(Data extracted from a collection)
★ ★ ★ ★ ★

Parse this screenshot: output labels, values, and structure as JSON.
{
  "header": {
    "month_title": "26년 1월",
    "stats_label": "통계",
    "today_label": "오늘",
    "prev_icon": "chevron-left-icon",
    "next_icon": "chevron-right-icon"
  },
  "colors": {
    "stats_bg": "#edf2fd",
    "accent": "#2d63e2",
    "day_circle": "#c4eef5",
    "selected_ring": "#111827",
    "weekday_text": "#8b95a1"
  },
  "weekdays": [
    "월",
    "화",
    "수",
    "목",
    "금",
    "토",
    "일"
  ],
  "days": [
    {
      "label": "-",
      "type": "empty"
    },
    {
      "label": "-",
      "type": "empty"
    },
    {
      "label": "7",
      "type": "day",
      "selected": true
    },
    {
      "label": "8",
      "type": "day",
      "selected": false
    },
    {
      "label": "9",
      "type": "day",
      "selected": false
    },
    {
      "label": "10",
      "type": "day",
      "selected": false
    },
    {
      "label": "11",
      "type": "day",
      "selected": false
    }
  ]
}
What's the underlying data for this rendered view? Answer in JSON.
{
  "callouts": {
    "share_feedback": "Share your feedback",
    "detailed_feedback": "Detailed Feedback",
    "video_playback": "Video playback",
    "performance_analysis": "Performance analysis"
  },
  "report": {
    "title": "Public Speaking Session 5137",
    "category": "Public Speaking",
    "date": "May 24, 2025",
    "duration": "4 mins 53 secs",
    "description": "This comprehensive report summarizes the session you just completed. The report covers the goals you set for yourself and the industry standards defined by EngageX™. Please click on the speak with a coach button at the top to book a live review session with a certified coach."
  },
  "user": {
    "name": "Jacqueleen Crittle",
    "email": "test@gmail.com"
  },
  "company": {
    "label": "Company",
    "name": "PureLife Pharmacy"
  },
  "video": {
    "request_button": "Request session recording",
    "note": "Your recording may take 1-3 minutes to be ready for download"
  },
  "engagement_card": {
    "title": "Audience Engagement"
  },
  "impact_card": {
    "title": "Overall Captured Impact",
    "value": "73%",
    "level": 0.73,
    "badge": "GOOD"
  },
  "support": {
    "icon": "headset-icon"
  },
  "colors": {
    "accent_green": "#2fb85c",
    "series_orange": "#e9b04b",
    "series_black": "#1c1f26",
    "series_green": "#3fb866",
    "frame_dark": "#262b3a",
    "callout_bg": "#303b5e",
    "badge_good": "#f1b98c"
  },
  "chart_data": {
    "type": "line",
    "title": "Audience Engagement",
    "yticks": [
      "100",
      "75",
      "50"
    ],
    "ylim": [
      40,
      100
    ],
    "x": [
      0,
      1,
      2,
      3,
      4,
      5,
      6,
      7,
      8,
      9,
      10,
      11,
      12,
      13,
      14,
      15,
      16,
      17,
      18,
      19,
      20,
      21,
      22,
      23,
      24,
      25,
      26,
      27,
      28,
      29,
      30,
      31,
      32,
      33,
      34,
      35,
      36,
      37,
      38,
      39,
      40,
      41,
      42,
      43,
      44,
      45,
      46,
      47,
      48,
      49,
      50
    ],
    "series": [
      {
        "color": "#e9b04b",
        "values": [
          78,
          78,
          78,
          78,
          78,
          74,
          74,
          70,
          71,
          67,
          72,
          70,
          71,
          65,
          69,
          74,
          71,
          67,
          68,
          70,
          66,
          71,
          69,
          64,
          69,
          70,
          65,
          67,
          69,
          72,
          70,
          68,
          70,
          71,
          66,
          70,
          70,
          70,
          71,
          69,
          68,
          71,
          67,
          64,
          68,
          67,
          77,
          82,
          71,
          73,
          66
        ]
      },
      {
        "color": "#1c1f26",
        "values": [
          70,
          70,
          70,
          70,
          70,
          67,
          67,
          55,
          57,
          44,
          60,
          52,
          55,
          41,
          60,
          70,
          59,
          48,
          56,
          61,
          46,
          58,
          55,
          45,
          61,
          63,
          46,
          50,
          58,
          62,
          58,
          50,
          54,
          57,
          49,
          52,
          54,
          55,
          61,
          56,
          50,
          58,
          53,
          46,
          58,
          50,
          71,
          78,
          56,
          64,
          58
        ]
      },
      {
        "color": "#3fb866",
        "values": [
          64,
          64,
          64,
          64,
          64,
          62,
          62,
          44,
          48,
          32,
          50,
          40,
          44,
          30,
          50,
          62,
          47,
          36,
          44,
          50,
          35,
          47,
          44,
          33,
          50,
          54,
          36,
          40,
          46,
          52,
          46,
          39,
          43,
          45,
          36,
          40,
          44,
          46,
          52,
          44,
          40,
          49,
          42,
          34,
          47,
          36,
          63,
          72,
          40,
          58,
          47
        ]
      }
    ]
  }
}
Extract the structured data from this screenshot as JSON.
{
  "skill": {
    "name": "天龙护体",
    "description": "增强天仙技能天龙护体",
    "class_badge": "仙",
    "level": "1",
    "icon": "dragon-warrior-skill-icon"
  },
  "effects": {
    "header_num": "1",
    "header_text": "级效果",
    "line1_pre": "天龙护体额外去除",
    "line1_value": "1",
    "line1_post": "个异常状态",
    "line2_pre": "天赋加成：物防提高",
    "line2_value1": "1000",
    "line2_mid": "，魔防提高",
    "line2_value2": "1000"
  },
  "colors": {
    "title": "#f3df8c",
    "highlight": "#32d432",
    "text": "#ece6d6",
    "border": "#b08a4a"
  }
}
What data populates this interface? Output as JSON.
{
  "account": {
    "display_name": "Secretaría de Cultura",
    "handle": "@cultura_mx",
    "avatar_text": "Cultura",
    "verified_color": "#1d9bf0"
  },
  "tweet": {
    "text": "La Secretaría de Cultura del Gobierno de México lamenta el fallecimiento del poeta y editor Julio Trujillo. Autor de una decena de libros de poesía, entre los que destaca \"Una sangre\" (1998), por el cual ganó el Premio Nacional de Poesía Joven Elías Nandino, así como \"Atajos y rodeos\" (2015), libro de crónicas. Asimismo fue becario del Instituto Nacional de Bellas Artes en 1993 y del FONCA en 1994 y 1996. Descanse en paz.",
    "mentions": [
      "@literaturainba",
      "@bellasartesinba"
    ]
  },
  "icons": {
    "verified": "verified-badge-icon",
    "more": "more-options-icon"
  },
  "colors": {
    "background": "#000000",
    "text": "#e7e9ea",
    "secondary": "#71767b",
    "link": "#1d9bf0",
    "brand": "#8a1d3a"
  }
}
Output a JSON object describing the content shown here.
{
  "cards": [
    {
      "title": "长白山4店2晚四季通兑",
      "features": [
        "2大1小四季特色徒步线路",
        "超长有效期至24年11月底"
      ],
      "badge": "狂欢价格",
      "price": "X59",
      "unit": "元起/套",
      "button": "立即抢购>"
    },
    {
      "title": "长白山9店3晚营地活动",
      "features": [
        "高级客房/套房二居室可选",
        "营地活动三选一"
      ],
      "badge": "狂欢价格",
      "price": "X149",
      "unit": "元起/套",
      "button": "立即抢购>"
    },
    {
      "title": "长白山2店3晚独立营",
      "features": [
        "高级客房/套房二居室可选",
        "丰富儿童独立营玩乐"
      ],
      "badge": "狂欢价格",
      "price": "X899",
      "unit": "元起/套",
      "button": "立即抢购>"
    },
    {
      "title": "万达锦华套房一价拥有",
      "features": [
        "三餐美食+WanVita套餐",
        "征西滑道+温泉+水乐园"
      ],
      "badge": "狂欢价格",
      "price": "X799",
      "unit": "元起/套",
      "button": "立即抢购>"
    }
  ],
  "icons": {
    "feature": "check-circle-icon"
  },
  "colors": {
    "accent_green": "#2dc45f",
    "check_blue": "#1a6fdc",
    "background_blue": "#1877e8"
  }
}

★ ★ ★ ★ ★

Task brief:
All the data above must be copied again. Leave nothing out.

Answer for this exercise:
Parse this screenshot: output labels, values, and structure as JSON.
{
  "header": {
    "month_title": "26년 1월",
    "stats_label": "통계",
    "today_label": "오늘",
    "prev_icon": "chevron-left-icon",
    "next_icon": "chevron-right-icon"
  },
  "colors": {
    "stats_bg": "#edf2fd",
    "accent": "#2d63e2",
    "day_circle": "#c4eef5",
    "selected_ring": "#111827",
    "weekday_text": "#8b95a1"
  },
  "weekdays": [
    "월",
    "화",
    "수",
    "목",
    "금",
    "토",
    "일"
  ],
  "days": [
    {
      "label": "-",
      "type": "empty"
    },
    {
      "label": "-",
      "type": "empty"
    },
    {
      "label": "7",
      "type": "day",
      "selected": true
    },
    {
      "label": "8",
      "type": "day",
      "selected": false
    },
    {
      "label": "9",
      "type": "day",
      "selected": false
    },
    {
      "label": "10",
      "type": "day",
      "selected": false
    },
    {
      "label": "11",
      "type": "day",
      "selected": false
    }
  ]
}
What's the underlying data for this rendered view? Answer in JSON.
{
  "callouts": {
    "share_feedback": "Share your feedback",
    "detailed_feedback": "Detailed Feedback",
    "video_playback": "Video playback",
    "performance_analysis": "Performance analysis"
  },
  "report": {
    "title": "Public Speaking Session 5137",
    "category": "Public Speaking",
    "date": "May 24, 2025",
    "duration": "4 mins 53 secs",
    "description": "This comprehensive report summarizes the session you just completed. The report covers the goals you set for yourself and the industry standards defined by EngageX™. Please click on the speak with a coach button at the top to book a live review session with a certified coach."
  },
  "user": {
    "name": "Jacqueleen Crittle",
    "email": "test@gmail.com"
  },
  "company": {
    "label": "Company",
    "name": "PureLife Pharmacy"
  },
  "video": {
    "request_button": "Request session recording",
    "note": "Your recording may take 1-3 minutes to be ready for download"
  },
  "engagement_card": {
    "title": "Audience Engagement"
  },
  "impact_card": {
    "title": "Overall Captured Impact",
    "value": "73%",
    "level": 0.73,
    "badge": "GOOD"
  },
  "support": {
    "icon": "headset-icon"
  },
  "colors": {
    "accent_green": "#2fb85c",
    "series_orange": "#e9b04b",
    "series_black": "#1c1f26",
    "series_green": "#3fb866",
    "frame_dark": "#262b3a",
    "callout_bg": "#303b5e",
    "badge_good": "#f1b98c"
  },
  "chart_data": {
    "type": "line",
    "title": "Audience Engagement",
    "yticks": [
      "100",
      "75",
      "50"
    ],
    "ylim": [
      40,
      100
    ],
    "x": [
      0,
      1,
      2,
      3,
      4,
      5,
      6,
      7,
      8,
      9,
      10,
      11,
      12,
      13,
      14,
      15,
      16,
      17,
      18,
      19,
      20,
      21,
      22,
      23,
      24,
      25,
      26,
      27,
      28,
      29,
      30,
      31,
      32,
      33,
      34,
      35,
      36,
      37,
      38,
      39,
      40,
      41,
      42,
      43,
      44,
      45,
      46,
      47,
      48,
      49,
      50
    ],
    "series": [
      {
        "color": "#e9b04b",
        "values": [
          78,
          78,
          78,
          78,
          78,
          74,
          74,
          70,
          71,
          67,
          72,
          70,
          71,
          65,
          69,
          74,
          71,
          67,
          68,
          70,
          66,
          71,
          69,
          64,
          69,
          70,
          65,
          67,
          69,
          72,
          70,
          68,
          70,
          71,
          66,
          70,
          70,
          70,
          71,
          69,
          68,
          71,
          67,
          64,
          68,
          67,
          77,
          82,
          71,
          73,
          66
        ]
      },
      {
        "color": "#1c1f26",
        "values": [
          70,
          70,
          70,
          70,
          70,
          67,
          67,
          55,
          57,
          44,
          60,
          52,
          55,
          41,
          60,
          70,
          59,
          48,
          56,
          61,
          46,
          58,
          55,
          45,
          61,
          63,
          46,
          50,
          58,
          62,
          58,
          50,
          54,
          57,
          49,
          52,
          54,
          55,
          61,
          56,
          50,
          58,
          53,
          46,
          58,
          50,
          71,
          78,
          56,
          64,
          58
        ]
      },
      {
        "color": "#3fb866",
        "values": [
          64,
          64,
          64,
          64,
          64,
          62,
          62,
          44,
          48,
          32,
          50,
          40,
          44,
          30,
          50,
          62,
          47,
          36,
          44,
          50,
          35,
          47,
          44,
          33,
          50,
          54,
          36,
          40,
          46,
          52,
          46,
          39,
          43,
          45,
          36,
          40,
          44,
          46,
          52,
          44,
          40,
          49,
          42,
          34,
          47,
          36,
          63,
          72,
          40,
          58,
          47
        ]
      }
    ]
  }
}
Extract the structured data from this screenshot as JSON.
{
  "skill": {
    "name": "天龙护体",
    "description": "增强天仙技能天龙护体",
    "class_badge": "仙",
    "level": "1",
    "icon": "dragon-warrior-skill-icon"
  },
  "effects": {
    "header_num": "1",
    "header_text": "级效果",
    "line1_pre": "天龙护体额外去除",
    "line1_value": "1",
    "line1_post": "个异常状态",
    "line2_pre": "天赋加成：物防提高",
    "line2_value1": "1000",
    "line2_mid": "，魔防提高",
    "line2_value2": "1000"
  },
  "colors": {
    "title": "#f3df8c",
    "highlight": "#32d432",
    "text": "#ece6d6",
    "border": "#b08a4a"
  }
}
What data populates this interface? Output as JSON.
{
  "account": {
    "display_name": "Secretaría de Cultura",
    "handle": "@cultura_mx",
    "avatar_text": "Cultura",
    "verified_color": "#1d9bf0"
  },
  "tweet": {
    "text": "La Secretaría de Cultura del Gobierno de México lamenta el fallecimiento del poeta y editor Julio Trujillo. Autor de una decena de libros de poesía, entre los que destaca \"Una sangre\" (1998), por el cual ganó el Premio Nacional de Poesía Joven Elías Nandino, así como \"Atajos y rodeos\" (2015), libro de crónicas. Asimismo fue becario del Instituto Nacional de Bellas Artes en 1993 y del FONCA en 1994 y 1996. Descanse en paz.",
    "mentions": [
      "@literaturainba",
      "@bellasartesinba"
    ]
  },
  "icons": {
    "verified": "verified-badge-icon",
    "more": "more-options-icon"
  },
  "colors": {
    "background": "#000000",
    "text": "#e7e9ea",
    "secondary": "#71767b",
    "link": "#1d9bf0",
    "brand": "#8a1d3a"
  }
}
Output a JSON object describing the content shown here.
{
  "cards": [
    {
      "title": "长白山4店2晚四季通兑",
      "features": [
        "2大1小四季特色徒步线路",
        "超长有效期至24年11月底"
      ],
      "badge": "狂欢价格",
      "price": "X59",
      "unit": "元起/套",
      "button": "立即抢购>"
    },
    {
      "title": "长白山9店3晚营地活动",
      "features": [
        "高级客房/套房二居室可选",
        "营地活动三选一"
      ],
      "badge": "狂欢价格",
      "price": "X149",
      "unit": "元起/套",
      "button": "立即抢购>"
    },
    {
      "title": "长白山2店3晚独立营",
      "features": [
        "高级客房/套房二居室可选",
        "丰富儿童独立营玩乐"
      ],
      "badge": "狂欢价格",
      "price": "X899",
      "unit": "元起/套",
      "button": "立即抢购>"
    },
    {
      "title": "万达锦华套房一价拥有",
      "features": [
        "三餐美食+WanVita套餐",
        "征西滑道+温泉+水乐园"
      ],
      "badge": "狂欢价格",
      "price": "X799",
      "unit": "元起/套",
      "button": "立即抢购>"
    }
  ],
  "icons": {
    "feature": "check-circle-icon"
  },
  "colors": {
    "accent_green": "#2dc45f",
    "check_blue": "#1a6fdc",
    "background_blue": "#1877e8"
  }
}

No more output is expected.